Dataset Start Marker
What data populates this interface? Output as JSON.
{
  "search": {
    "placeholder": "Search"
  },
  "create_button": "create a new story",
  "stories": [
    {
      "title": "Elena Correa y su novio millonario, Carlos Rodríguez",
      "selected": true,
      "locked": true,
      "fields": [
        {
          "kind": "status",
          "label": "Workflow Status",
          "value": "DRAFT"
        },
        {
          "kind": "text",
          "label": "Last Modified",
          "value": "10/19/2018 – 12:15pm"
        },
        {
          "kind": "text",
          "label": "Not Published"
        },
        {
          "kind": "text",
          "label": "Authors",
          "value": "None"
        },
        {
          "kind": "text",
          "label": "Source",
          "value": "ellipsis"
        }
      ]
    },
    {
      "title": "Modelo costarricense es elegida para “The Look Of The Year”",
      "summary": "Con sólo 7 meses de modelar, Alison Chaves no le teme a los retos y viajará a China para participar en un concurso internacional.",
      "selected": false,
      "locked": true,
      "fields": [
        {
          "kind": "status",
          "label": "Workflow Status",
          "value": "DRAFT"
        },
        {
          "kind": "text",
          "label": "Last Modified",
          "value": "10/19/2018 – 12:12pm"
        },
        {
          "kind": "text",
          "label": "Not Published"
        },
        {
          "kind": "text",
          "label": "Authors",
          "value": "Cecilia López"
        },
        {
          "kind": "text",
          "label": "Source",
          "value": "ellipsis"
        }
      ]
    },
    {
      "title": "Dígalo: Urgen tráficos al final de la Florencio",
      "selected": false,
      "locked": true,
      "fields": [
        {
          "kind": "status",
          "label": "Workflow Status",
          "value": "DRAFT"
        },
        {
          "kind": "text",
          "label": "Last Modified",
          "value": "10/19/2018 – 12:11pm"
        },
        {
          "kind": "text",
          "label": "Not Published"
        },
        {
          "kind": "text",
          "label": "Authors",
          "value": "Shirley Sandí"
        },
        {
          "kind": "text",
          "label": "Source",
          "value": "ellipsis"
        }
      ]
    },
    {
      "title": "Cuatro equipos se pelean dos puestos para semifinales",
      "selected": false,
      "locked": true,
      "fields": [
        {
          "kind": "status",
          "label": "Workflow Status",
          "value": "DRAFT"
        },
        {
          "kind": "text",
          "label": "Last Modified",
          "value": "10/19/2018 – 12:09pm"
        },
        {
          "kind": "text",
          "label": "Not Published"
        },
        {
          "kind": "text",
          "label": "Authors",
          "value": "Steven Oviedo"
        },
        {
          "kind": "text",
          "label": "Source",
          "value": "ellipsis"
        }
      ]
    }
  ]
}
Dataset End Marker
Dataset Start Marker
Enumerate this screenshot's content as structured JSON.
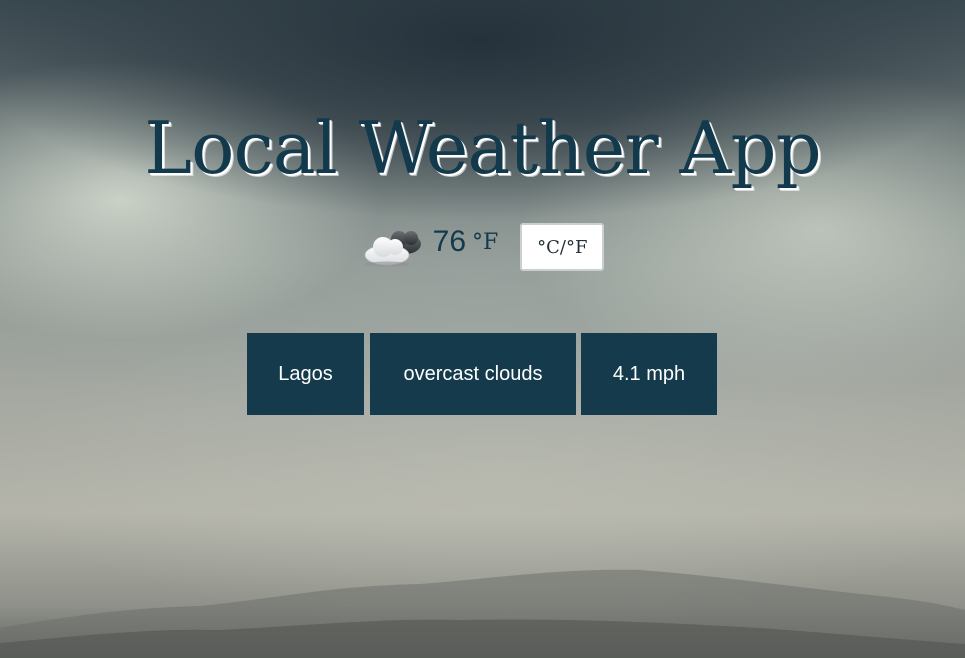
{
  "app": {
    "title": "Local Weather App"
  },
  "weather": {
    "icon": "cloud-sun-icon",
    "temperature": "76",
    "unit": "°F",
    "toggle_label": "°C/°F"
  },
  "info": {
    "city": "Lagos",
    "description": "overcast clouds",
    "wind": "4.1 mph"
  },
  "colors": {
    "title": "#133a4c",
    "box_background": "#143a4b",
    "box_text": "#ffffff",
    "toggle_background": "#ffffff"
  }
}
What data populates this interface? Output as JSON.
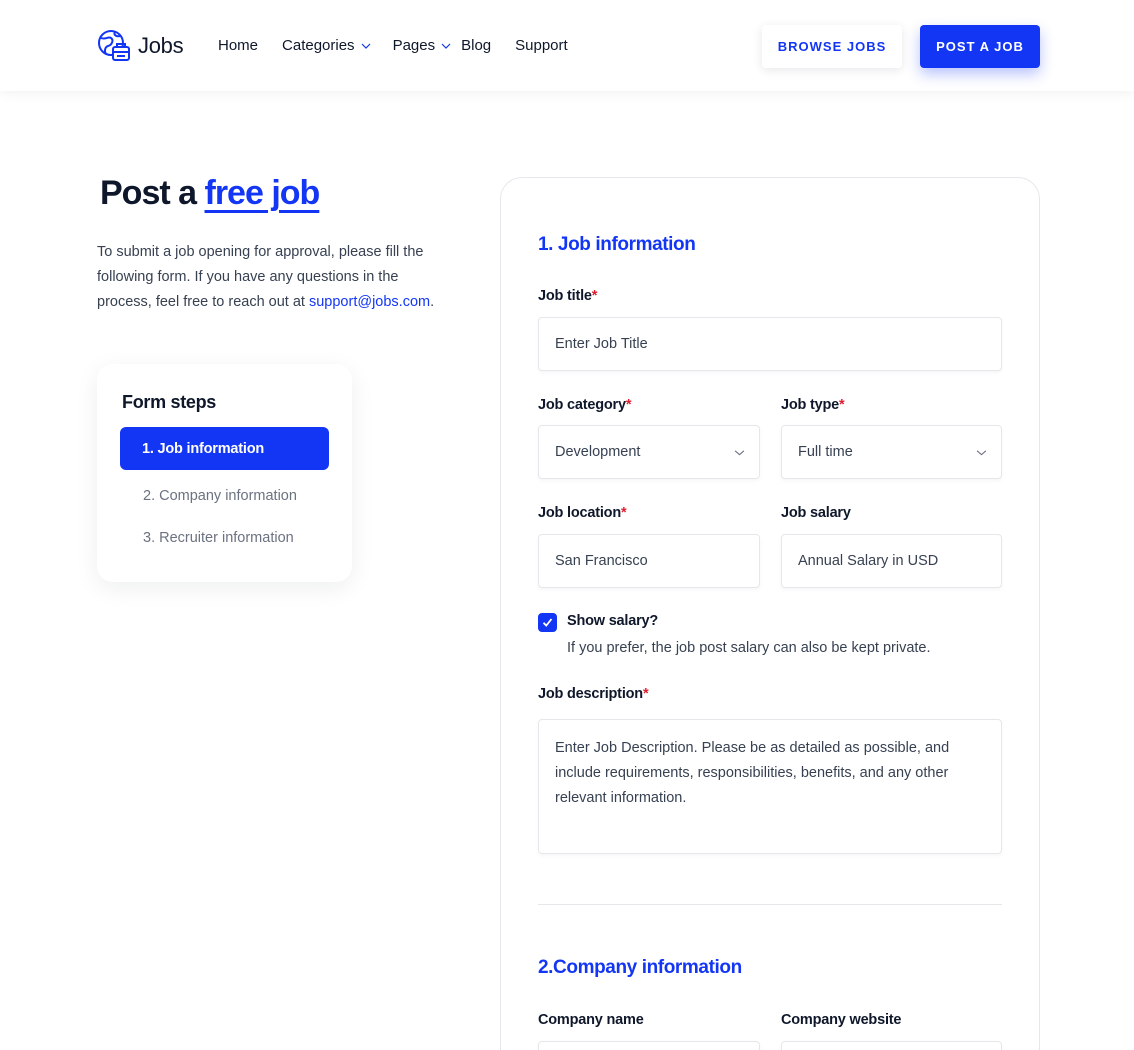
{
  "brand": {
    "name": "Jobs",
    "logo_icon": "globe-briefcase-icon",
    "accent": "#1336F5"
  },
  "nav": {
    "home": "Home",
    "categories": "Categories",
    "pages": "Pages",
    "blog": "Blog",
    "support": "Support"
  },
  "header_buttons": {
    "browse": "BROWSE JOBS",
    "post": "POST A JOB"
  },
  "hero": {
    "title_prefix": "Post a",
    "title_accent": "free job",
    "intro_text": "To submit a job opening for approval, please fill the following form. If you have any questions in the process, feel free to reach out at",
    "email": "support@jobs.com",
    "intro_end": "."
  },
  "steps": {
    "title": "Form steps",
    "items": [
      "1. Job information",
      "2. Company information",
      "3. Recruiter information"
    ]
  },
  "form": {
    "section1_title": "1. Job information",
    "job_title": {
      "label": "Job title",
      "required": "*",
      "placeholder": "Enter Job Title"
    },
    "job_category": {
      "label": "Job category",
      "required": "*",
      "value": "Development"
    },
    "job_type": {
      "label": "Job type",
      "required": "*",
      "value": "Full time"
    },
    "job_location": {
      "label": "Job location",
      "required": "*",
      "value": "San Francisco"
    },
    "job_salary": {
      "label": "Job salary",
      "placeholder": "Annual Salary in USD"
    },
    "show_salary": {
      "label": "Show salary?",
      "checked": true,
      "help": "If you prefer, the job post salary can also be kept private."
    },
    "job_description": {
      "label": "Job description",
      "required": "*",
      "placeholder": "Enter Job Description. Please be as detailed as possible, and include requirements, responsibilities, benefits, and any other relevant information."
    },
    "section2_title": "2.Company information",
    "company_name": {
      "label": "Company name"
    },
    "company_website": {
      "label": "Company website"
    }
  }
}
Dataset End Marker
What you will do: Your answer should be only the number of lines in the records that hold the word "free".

Worked solution: 2